“There’s a new Coug in town!” said a bystander watching the painstaking installation of an 11-foot tall cougar statue at Martin Stadium Thursday morning. Placed just in time for the Apple Cup, the granite and bronze monument is destined to become one of WSU’s most notable landmarks.
 
The sculpture, Cougar Pride, was commissioned and donated to WSU by Gary Schneidmiller (WSU class of 1971) and created by Spokane artists, Mike and Chester Fields. A formal dedication ceremony will be held 10 a.m. Saturday, Nov. 22 at the Martin Stadium Plaza.
 
 
 
Gary Schneidmiller (WSU class of ’71) commissioned the Cougar Pride bronze for WSU.
 
 
Preparations for the placement of the bronze began a week ago with the laying of granite slabs that cover the concrete pedestal. Employees from Great Floors – Granite and Stone, of Post Falls, spent several days lifting, fitting and trimming the tan-brown granite which lines the pedestal. Special crimson granite was used to form Cougar logos near the commemorative plaque.
 
Bill McLeskey, lead installer for Great Floors, said each of the granite side panels weighs 450 pounds and the top piece – installed in two halves – weighs 2000 pounds. In total, he estimates the monument to weigh about seven tons – including four tons of granite and the nearly three ton bronze sculpture.
 
A year in the making, the sculpture was designed in Spokane, sculpted in clay in Portland and then cast in bronze at a foundry in Joseph, Oregon. Yesterday, the finished statue was driven up the steep and winding Rattlesnake Grade into Washington where it spent the night in Pullman.
 
 
Chester and Mike Fields – the Spokane artists who created Cougar Pride.
 
 
Today, as the morning light shone on the magnificent cougar outside Martin Stadium, people commented on its lifelike eyes.  “We polished the eyes to make them more reflective – kind of like a real cat,” said sculptor Mike Fields.

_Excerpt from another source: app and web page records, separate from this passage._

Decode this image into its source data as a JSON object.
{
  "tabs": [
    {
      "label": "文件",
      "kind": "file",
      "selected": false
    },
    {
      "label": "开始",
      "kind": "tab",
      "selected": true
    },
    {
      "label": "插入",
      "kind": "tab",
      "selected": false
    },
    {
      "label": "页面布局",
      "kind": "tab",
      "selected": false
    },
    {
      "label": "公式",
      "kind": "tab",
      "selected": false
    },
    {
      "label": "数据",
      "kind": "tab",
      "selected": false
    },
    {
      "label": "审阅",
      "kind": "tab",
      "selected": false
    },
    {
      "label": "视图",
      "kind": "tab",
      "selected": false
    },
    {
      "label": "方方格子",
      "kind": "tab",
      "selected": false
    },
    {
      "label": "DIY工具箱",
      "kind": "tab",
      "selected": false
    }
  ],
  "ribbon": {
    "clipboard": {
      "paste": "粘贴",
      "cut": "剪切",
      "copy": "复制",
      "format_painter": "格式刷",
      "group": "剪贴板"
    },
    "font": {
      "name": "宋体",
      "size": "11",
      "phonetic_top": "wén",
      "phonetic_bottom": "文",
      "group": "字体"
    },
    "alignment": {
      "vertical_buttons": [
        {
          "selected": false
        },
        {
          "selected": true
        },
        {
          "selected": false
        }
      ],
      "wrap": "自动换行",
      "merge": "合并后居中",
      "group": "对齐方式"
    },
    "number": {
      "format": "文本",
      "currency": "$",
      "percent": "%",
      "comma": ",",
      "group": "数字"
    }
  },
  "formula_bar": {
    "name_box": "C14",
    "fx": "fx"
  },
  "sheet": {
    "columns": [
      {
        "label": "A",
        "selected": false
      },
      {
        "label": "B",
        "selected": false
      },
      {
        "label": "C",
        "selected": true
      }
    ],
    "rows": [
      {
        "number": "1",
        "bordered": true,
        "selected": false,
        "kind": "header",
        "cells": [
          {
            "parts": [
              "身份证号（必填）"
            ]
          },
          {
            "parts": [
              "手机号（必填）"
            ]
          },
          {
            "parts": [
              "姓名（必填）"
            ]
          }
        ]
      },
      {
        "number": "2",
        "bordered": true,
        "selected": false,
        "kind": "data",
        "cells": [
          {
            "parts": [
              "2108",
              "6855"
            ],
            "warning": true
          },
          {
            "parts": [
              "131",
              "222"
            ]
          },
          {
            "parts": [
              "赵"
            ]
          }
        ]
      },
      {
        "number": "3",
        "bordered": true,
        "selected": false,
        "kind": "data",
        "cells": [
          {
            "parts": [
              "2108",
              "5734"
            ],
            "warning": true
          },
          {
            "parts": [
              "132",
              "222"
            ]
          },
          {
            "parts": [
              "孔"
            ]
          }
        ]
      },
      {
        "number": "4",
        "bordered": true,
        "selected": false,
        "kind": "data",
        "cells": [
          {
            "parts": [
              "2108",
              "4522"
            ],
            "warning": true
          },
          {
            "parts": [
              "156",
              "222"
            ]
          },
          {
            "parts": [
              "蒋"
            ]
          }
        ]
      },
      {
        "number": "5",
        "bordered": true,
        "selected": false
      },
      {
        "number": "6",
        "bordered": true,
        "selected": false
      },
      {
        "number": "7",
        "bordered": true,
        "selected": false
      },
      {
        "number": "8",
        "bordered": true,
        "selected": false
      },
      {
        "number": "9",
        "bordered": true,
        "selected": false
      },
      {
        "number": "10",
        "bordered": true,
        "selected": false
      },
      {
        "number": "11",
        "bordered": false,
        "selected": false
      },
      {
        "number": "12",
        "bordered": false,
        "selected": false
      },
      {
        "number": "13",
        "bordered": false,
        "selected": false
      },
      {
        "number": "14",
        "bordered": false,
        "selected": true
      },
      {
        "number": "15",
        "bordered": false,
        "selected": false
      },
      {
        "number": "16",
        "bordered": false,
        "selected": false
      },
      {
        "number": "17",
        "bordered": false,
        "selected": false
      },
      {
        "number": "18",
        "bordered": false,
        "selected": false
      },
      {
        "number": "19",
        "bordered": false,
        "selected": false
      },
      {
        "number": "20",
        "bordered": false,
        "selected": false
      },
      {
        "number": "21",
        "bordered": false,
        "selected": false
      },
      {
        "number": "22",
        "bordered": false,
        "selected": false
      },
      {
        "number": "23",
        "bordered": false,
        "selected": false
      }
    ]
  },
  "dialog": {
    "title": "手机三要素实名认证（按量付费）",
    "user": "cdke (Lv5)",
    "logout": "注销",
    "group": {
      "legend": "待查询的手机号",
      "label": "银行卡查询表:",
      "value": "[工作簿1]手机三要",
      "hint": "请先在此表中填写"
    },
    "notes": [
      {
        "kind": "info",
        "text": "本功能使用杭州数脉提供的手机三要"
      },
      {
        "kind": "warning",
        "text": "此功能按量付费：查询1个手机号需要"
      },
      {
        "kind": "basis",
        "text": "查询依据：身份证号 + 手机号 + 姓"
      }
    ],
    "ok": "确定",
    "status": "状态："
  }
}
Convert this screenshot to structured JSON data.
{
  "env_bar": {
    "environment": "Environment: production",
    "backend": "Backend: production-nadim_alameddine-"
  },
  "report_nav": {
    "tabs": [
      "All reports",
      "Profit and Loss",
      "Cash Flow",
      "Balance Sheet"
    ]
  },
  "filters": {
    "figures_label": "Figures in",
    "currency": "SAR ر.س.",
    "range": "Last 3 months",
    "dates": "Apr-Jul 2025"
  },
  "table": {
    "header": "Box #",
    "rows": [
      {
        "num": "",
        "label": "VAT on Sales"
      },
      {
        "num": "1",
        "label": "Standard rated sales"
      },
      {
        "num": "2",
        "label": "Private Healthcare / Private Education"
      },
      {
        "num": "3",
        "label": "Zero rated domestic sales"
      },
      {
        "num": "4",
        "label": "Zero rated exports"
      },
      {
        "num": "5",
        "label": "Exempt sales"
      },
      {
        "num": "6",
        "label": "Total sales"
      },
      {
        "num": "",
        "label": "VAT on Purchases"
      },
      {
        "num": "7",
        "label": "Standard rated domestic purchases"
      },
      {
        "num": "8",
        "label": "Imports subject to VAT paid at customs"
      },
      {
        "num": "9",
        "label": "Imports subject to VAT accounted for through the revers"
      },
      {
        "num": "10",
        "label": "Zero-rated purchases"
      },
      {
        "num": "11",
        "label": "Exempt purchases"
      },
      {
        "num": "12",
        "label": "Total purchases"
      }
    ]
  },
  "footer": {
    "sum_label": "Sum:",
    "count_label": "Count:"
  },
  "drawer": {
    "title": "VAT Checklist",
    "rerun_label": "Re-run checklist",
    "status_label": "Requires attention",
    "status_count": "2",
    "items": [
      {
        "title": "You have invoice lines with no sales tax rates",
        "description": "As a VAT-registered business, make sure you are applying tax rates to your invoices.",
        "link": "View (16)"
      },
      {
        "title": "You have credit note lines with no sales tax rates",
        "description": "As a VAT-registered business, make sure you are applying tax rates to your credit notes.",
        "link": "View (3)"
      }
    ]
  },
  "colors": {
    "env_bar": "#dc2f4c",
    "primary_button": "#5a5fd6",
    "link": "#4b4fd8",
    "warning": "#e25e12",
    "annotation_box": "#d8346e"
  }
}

“They did an amazing job,” Schneidmiller said of the Fields. “They created a masterful piece that represented the entire University.”

 Schneidmiller commissioned Cougar Pride not only to preserve the tradition of Butch, the once live cougar mascot, but also to honor his father, Manuel, a 1941 WSU graduate and his mother, Gladys, who still attends all of the WSU football games. Schneidmiller resides in Post Falls, Idaho.